But for today, I can show you what I’ve been quietly working on at work during lunch breaks. It, quite frankly, isn’t all that interesting at the moment. But, I had decided that Bug needed a new cardigan this winter. I had some knitpicks chroma worsted in stash and I’d already tried to knit something else for Bug with it, but it didn’t work out. The cardigan is garter stitch, and I only have 4 balls of this particular color. Sadly, it is discontinued so I won’t be able to get more. But, I think I can either find some in a destash or I can pull one color out of the many and use that color for anything else necessary, perhaps sleeves and collar? In any case, after today, this will be set aside for a time as I’ll have to be bringing my stockings to work.


8 Day Adventure

I am about to embark on an adventure. A knitting adventure. It is one you’ve seen before most likely, but I am anticipating that this adventure take 8 days. I’ve balled up all the yarn for it and just have to set my departure date and time.
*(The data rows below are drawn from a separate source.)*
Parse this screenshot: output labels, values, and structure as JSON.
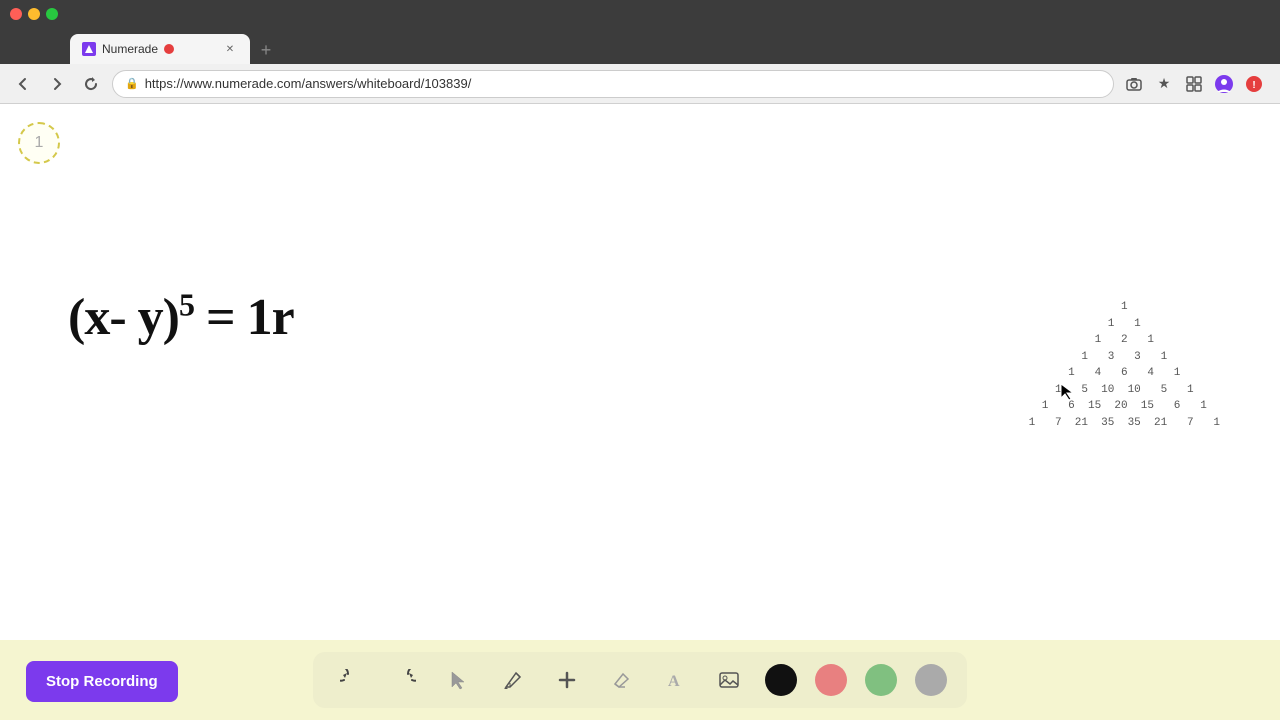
{
  "browser": {
    "title": "Numerade",
    "url": "https://www.numerade.com/answers/whiteboard/103839/",
    "tab_label": "Numerade",
    "tab_new_label": "+",
    "nav": {
      "back": "‹",
      "forward": "›",
      "refresh": "↻"
    }
  },
  "whiteboard": {
    "slide_number": "1",
    "math_equation": "(x- y)⁵ = 1r",
    "pascals_triangle": {
      "rows": [
        "1",
        "1   1",
        "1   2   1",
        "1   3   3   1",
        "1   4   6   4   1",
        "1   5  10  10   5   1",
        "1   6  15  20  15   6   1",
        "1   7  21  35  35  21   7   1"
      ]
    }
  },
  "toolbar": {
    "tools": [
      {
        "name": "undo",
        "icon": "↺"
      },
      {
        "name": "redo",
        "icon": "↻"
      },
      {
        "name": "select",
        "icon": "↖"
      },
      {
        "name": "pen",
        "icon": "✏"
      },
      {
        "name": "add",
        "icon": "+"
      },
      {
        "name": "eraser",
        "icon": "◻"
      },
      {
        "name": "text",
        "icon": "A"
      },
      {
        "name": "image",
        "icon": "🖼"
      }
    ],
    "colors": [
      {
        "name": "black",
        "value": "#111111"
      },
      {
        "name": "pink",
        "value": "#e88080"
      },
      {
        "name": "green",
        "value": "#80c080"
      },
      {
        "name": "gray",
        "value": "#aaaaaa"
      }
    ]
  },
  "stop_recording": {
    "label": "Stop Recording"
  }
}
I need to create 4 more Christmas stockings this year. And because I am a little on the burned out side of these stockings, I am allowing myself 8 days to do it. Two days per stocking. A nightmare week of bulky two stranded knitting. But then it will be over and I can move on to something more interesting. Setting the challenge is the most interesting part of this batch of stockings.

Luckily, each stocking will be a different color. Dark blue, burgundy, green, then red. The dark blue one is for me because I keep giving away my stocking. And I don’t think Bug will allow me to get away with not having one this year. The other three are for family members who have requested them.

Can I do it? I dunno, we will see. I hope I can, if only because I’d love to get some other Christmas knitting started.



However, I refuse to start this adventure until I am completely finished with my featherweight cardigan. The one which the sleeves are done but I yanked the collar bind off out and added more to it. So, I guess, hopefully this weekend I’ll be able to start.